* [PROBLEM]: Please reproduce the entries that follow without a single difference.

[Interface dataset entries]
Start of Block

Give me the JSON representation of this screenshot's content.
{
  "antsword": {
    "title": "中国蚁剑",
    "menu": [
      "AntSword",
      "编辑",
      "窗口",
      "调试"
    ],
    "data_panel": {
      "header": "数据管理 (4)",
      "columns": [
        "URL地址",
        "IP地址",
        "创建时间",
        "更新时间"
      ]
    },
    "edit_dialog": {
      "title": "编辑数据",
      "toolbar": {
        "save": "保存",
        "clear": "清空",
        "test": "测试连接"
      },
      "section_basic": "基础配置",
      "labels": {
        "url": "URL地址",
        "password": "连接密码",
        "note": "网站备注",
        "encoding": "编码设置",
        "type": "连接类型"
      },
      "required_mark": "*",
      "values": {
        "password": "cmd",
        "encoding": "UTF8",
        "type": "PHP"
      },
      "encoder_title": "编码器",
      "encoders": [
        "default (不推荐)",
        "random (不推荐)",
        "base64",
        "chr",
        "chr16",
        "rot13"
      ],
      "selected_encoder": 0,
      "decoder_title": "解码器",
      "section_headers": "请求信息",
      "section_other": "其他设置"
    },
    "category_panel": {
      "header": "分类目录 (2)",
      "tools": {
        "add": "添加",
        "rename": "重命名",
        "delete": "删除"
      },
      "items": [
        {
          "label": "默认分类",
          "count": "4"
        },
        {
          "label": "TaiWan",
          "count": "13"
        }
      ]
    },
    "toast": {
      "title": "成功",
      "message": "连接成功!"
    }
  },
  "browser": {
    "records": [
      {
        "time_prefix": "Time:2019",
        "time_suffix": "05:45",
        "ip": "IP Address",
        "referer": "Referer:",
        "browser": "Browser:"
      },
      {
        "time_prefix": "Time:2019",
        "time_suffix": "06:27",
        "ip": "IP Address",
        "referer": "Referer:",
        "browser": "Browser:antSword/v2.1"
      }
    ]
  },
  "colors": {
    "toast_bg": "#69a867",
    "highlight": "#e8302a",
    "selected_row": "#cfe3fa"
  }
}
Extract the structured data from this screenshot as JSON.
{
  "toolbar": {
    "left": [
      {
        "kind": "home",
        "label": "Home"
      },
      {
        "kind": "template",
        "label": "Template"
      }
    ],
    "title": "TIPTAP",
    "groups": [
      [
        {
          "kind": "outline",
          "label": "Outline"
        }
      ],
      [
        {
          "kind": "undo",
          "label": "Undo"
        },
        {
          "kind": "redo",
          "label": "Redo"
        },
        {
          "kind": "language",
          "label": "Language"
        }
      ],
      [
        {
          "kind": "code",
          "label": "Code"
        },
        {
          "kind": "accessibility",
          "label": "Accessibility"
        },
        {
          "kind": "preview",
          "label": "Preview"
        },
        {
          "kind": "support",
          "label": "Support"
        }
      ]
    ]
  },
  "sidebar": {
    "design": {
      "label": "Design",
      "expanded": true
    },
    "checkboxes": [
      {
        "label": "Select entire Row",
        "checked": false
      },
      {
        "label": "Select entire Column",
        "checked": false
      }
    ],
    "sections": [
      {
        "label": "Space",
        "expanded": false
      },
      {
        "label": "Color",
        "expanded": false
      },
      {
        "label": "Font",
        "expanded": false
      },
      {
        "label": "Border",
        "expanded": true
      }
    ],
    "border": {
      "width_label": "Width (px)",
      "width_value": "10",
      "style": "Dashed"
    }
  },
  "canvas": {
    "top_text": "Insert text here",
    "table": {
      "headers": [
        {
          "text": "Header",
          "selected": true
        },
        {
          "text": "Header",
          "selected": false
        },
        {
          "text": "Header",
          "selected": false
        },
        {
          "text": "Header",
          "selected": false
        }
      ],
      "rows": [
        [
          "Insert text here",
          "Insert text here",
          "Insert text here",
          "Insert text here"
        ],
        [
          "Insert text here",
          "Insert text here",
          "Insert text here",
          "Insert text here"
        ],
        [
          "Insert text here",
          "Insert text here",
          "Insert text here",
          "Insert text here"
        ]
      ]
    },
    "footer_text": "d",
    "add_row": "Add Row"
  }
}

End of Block

* [COMPLETED TASK]:
Give me the JSON representation of this screenshot's content.
{
  "antsword": {
    "title": "中国蚁剑",
    "menu": [
      "AntSword",
      "编辑",
      "窗口",
      "调试"
    ],
    "data_panel": {
      "header": "数据管理 (4)",
      "columns": [
        "URL地址",
        "IP地址",
        "创建时间",
        "更新时间"
      ]
    },
    "edit_dialog": {
      "title": "编辑数据",
      "toolbar": {
        "save": "保存",
        "clear": "清空",
        "test": "测试连接"
      },
      "section_basic": "基础配置",
      "labels": {
        "url": "URL地址",
        "password": "连接密码",
        "note": "网站备注",
        "encoding": "编码设置",
        "type": "连接类型"
      },
      "required_mark": "*",
      "values": {
        "password": "cmd",
        "encoding": "UTF8",
        "type": "PHP"
      },
      "encoder_title": "编码器",
      "encoders": [
        "default (不推荐)",
        "random (不推荐)",
        "base64",
        "chr",
        "chr16",
        "rot13"
      ],
      "selected_encoder": 0,
      "decoder_title": "解码器",
      "section_headers": "请求信息",
      "section_other": "其他设置"
    },
    "category_panel": {
      "header": "分类目录 (2)",
      "tools": {
        "add": "添加",
        "rename": "重命名",
        "delete": "删除"
      },
      "items": [
        {
          "label": "默认分类",
          "count": "4"
        },
        {
          "label": "TaiWan",
          "count": "13"
        }
      ]
    },
    "toast": {
      "title": "成功",
      "message": "连接成功!"
    }
  },
  "browser": {
    "records": [
      {
        "time_prefix": "Time:2019",
        "time_suffix": "05:45",
        "ip": "IP Address",
        "referer": "Referer:",
        "browser": "Browser:"
      },
      {
        "time_prefix": "Time:2019",
        "time_suffix": "06:27",
        "ip": "IP Address",
        "referer": "Referer:",
        "browser": "Browser:antSword/v2.1"
      }
    ]
  },
  "colors": {
    "toast_bg": "#69a867",
    "highlight": "#e8302a",
    "selected_row": "#cfe3fa"
  }
}
Extract the structured data from this screenshot as JSON.
{
  "toolbar": {
    "left": [
      {
        "kind": "home",
        "label": "Home"
      },
      {
        "kind": "template",
        "label": "Template"
      }
    ],
    "title": "TIPTAP",
    "groups": [
      [
        {
          "kind": "outline",
          "label": "Outline"
        }
      ],
      [
        {
          "kind": "undo",
          "label": "Undo"
        },
        {
          "kind": "redo",
          "label": "Redo"
        },
        {
          "kind": "language",
          "label": "Language"
        }
      ],
      [
        {
          "kind": "code",
          "label": "Code"
        },
        {
          "kind": "accessibility",
          "label": "Accessibility"
        },
        {
          "kind": "preview",
          "label": "Preview"
        },
        {
          "kind": "support",
          "label": "Support"
        }
      ]
    ]
  },
  "sidebar": {
    "design": {
      "label": "Design",
      "expanded": true
    },
    "checkboxes": [
      {
        "label": "Select entire Row",
        "checked": false
      },
      {
        "label": "Select entire Column",
        "checked": false
      }
    ],
    "sections": [
      {
        "label": "Space",
        "expanded": false
      },
      {
        "label": "Color",
        "expanded": false
      },
      {
        "label": "Font",
        "expanded": false
      },
      {
        "label": "Border",
        "expanded": true
      }
    ],
    "border": {
      "width_label": "Width (px)",
      "width_value": "10",
      "style": "Dashed"
    }
  },
  "canvas": {
    "top_text": "Insert text here",
    "table": {
      "headers": [
        {
          "text": "Header",
          "selected": true
        },
        {
          "text": "Header",
          "selected": false
        },
        {
          "text": "Header",
          "selected": false
        },
        {
          "text": "Header",
          "selected": false
        }
      ],
      "rows": [
        [
          "Insert text here",
          "Insert text here",
          "Insert text here",
          "Insert text here"
        ],
        [
          "Insert text here",
          "Insert text here",
          "Insert text here",
          "Insert text here"
        ],
        [
          "Insert text here",
          "Insert text here",
          "Insert text here",
          "Insert text here"
        ]
      ]
    },
    "footer_text": "d",
    "add_row": "Add Row"
  }
}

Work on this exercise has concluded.